## WHAT IS REQUIRED
Read the records beneath this task and copy every line that contains the string "window".

## SOURCE RECORDS

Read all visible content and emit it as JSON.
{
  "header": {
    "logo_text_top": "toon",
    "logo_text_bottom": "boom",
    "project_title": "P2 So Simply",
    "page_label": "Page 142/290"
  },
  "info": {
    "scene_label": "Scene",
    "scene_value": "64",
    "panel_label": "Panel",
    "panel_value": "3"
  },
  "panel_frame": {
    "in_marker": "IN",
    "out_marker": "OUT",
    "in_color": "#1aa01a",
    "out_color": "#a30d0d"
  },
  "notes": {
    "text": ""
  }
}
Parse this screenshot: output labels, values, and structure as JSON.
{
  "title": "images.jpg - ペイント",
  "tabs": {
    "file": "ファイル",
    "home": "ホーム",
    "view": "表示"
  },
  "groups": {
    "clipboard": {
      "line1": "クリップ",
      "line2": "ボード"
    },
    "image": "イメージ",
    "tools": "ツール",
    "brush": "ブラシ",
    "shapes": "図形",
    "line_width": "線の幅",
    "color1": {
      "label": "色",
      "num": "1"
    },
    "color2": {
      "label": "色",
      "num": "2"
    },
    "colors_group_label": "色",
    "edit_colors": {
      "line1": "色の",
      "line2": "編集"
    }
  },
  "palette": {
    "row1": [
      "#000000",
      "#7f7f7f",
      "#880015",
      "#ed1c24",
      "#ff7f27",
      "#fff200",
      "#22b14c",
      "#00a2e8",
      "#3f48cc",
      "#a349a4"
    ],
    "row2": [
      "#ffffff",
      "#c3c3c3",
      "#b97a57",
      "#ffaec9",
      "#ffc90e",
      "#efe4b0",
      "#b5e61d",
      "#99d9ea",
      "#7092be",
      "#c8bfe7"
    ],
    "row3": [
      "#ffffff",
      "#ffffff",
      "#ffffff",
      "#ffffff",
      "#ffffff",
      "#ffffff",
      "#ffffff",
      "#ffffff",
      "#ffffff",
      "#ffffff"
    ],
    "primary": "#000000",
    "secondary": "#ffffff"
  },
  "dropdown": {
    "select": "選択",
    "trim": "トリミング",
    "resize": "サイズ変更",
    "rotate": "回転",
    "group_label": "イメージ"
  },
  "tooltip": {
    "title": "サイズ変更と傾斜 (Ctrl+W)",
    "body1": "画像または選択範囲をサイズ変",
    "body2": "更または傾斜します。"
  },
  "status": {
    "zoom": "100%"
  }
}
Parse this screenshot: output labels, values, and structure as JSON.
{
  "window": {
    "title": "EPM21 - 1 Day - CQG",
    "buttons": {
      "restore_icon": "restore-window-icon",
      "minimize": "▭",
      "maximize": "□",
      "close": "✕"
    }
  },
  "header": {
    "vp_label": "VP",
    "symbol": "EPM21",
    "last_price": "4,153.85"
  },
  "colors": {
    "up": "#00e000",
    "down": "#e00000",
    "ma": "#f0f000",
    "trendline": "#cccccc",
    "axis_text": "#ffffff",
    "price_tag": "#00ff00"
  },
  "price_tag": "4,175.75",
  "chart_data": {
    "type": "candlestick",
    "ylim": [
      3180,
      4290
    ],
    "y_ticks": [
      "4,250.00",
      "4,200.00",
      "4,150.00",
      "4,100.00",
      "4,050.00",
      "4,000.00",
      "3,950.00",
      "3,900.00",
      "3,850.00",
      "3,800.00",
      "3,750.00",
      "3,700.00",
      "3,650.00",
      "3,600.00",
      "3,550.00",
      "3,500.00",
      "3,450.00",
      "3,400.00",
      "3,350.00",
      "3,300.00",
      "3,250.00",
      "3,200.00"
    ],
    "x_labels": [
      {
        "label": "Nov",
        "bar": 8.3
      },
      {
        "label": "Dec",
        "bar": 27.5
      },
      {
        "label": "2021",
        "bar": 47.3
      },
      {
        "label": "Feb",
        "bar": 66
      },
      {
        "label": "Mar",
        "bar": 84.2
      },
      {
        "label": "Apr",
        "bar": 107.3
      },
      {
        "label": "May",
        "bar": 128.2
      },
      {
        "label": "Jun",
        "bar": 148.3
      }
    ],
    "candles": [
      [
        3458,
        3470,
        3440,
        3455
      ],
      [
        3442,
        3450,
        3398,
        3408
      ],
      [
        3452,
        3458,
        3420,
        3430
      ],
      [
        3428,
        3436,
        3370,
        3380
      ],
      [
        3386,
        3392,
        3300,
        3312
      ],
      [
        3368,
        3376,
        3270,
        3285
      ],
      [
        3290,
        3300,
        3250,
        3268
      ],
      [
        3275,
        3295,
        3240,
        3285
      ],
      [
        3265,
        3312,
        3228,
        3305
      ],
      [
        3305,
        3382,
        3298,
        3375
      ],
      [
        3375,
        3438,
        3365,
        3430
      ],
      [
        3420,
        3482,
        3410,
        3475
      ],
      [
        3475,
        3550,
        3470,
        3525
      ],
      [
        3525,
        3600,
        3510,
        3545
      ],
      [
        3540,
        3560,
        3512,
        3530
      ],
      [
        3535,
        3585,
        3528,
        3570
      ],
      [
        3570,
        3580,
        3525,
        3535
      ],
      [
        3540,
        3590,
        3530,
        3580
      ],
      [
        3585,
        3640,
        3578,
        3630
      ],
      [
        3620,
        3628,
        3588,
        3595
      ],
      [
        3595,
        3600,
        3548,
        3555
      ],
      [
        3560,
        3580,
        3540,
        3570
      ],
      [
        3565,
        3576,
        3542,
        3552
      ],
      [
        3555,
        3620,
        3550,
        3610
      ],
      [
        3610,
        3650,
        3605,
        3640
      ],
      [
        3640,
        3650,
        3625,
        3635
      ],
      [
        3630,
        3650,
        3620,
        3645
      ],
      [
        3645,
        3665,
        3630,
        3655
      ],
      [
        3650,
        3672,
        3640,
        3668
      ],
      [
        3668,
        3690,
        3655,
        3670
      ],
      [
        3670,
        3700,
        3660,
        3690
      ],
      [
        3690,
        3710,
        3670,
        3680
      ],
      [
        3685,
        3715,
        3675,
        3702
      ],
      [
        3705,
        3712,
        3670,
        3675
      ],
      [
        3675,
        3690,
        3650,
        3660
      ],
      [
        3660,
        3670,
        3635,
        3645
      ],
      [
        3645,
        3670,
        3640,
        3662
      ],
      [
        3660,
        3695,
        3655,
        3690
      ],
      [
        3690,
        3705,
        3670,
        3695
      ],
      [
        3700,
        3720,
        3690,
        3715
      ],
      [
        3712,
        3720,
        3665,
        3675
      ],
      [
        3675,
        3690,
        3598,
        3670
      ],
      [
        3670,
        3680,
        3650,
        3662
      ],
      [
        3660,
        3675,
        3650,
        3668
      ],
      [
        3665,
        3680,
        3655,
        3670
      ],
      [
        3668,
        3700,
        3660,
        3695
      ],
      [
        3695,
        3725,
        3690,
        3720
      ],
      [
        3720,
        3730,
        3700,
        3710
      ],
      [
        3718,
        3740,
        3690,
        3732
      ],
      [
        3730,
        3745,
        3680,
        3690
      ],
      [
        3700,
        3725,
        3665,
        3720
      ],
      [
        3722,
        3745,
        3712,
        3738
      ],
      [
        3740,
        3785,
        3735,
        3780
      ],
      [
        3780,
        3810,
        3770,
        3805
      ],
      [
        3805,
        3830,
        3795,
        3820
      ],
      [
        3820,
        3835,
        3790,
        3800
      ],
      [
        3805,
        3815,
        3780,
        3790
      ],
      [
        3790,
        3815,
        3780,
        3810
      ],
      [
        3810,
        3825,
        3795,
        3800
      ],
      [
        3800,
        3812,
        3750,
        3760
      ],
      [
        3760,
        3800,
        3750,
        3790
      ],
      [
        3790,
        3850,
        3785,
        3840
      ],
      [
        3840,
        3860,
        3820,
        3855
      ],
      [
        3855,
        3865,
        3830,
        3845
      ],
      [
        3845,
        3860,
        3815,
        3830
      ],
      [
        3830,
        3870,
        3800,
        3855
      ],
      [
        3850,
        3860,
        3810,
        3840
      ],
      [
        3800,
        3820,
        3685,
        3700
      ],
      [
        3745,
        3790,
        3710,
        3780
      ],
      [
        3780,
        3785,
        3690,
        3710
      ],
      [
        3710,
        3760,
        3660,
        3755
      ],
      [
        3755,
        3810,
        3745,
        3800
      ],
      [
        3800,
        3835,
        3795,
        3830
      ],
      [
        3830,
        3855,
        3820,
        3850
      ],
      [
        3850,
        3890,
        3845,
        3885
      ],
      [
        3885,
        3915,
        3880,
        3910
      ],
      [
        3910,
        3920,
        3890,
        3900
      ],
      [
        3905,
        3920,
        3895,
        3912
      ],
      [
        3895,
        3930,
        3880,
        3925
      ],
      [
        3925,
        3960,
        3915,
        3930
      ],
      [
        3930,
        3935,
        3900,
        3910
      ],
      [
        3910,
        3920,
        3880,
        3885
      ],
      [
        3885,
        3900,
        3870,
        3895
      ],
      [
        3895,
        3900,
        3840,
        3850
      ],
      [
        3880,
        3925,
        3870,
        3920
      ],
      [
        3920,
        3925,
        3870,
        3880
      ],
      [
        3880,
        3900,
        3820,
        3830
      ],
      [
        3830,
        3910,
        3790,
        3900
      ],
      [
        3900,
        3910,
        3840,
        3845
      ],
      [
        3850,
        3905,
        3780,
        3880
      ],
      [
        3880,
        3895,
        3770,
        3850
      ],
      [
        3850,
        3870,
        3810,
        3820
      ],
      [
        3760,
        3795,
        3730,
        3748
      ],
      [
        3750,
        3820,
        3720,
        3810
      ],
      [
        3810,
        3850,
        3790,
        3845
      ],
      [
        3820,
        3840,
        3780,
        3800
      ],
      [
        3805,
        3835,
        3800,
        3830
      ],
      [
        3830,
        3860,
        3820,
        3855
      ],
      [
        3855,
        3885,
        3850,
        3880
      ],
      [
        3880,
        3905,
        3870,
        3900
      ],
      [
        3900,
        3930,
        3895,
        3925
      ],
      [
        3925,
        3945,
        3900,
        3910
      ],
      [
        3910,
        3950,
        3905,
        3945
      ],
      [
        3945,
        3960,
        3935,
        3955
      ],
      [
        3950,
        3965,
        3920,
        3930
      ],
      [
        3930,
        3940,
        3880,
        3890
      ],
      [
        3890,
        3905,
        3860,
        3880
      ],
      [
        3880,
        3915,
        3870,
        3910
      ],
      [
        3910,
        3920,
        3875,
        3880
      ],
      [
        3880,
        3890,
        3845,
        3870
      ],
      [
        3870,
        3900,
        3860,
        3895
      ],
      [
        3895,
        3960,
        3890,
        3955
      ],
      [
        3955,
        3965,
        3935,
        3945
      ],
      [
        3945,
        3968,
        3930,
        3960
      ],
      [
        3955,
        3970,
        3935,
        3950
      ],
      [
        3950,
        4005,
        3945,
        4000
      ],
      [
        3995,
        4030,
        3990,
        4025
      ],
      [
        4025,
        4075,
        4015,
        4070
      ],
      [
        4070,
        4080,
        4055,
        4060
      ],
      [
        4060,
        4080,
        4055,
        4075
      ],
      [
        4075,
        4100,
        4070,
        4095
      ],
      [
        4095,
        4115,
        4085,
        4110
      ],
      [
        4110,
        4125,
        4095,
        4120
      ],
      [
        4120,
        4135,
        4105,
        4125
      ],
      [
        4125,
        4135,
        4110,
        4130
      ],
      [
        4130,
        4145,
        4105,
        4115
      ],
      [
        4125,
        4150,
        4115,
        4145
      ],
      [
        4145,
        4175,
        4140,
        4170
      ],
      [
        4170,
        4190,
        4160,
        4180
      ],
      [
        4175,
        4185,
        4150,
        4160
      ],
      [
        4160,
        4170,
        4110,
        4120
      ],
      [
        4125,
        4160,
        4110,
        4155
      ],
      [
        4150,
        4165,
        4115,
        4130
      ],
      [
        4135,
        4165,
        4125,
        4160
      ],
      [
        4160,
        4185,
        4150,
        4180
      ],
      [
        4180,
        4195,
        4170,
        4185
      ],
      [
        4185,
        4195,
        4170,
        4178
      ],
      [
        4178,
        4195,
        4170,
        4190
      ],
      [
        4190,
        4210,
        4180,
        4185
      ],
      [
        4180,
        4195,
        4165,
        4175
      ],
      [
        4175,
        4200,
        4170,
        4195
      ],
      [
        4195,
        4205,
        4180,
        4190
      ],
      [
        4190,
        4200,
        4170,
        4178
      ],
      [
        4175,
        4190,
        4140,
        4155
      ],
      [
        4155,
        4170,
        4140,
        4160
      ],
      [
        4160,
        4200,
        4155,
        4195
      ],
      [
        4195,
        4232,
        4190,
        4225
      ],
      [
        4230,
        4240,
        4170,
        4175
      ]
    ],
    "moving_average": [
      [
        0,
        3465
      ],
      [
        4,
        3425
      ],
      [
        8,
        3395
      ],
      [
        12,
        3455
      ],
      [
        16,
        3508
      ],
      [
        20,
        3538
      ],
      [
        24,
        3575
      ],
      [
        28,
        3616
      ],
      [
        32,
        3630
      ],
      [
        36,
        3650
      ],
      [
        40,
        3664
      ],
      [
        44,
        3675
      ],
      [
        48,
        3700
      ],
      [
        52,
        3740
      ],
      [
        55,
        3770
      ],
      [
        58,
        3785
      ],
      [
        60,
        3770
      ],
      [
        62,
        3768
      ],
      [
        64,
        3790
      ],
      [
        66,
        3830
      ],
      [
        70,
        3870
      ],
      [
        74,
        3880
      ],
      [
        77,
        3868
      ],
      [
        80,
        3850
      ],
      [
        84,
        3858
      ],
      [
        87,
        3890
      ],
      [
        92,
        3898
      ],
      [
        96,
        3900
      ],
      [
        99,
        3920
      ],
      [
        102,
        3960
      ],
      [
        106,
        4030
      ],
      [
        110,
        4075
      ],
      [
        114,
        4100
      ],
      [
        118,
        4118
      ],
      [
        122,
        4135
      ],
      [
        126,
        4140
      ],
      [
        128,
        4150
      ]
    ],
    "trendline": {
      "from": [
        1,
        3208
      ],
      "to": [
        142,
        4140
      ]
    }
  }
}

## COMPLETED TASK
  "window": {
      "restore_icon": "restore-window-icon",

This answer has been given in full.